:: DATA FOR THIS EXERCISE ::

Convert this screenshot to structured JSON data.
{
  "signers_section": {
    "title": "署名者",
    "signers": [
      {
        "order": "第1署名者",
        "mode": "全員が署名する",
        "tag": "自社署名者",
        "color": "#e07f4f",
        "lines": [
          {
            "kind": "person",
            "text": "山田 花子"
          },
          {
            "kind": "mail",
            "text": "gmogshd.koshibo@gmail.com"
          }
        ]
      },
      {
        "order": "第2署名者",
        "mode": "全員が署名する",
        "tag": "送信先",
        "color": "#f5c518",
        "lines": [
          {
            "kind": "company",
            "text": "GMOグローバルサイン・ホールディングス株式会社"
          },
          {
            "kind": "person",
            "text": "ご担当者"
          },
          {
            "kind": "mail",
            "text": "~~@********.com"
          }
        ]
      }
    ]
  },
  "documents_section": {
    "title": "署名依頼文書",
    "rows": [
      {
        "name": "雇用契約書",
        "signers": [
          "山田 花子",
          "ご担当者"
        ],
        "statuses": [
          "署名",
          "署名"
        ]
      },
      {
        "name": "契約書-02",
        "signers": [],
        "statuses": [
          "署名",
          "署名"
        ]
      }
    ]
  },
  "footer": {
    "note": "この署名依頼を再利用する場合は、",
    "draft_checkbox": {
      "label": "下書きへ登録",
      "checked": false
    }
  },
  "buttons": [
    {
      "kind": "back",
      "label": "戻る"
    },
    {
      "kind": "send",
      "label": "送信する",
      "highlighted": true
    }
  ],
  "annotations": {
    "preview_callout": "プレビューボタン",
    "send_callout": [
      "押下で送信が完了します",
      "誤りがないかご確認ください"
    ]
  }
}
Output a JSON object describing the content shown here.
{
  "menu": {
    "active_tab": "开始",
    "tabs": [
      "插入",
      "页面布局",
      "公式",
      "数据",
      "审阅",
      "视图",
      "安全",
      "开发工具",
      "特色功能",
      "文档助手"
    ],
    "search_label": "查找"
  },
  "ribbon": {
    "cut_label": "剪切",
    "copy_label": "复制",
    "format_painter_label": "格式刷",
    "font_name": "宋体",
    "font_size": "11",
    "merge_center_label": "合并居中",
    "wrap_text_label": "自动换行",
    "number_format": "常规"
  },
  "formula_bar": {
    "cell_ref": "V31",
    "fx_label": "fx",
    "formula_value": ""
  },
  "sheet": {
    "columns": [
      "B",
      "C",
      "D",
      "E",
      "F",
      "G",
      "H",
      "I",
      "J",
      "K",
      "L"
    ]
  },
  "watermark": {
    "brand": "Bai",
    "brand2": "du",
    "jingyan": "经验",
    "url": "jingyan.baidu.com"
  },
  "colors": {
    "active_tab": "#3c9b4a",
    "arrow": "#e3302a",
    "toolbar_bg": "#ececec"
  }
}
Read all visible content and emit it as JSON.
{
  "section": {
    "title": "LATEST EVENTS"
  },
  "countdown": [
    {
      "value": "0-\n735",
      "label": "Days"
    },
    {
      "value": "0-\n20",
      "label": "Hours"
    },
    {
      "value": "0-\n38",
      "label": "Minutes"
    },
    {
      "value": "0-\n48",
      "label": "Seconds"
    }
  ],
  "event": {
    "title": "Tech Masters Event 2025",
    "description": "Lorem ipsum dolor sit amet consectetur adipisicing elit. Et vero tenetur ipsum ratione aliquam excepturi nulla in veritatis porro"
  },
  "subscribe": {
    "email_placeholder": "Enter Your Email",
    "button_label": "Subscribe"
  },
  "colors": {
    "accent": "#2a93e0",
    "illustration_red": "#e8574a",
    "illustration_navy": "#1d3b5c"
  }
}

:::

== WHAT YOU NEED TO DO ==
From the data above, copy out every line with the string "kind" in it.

== WRITTEN ANSWER ==
            "kind": "person",
            "kind": "mail",
            "kind": "company",
            "kind": "person",
            "kind": "mail",
      "kind": "back",
      "kind": "send",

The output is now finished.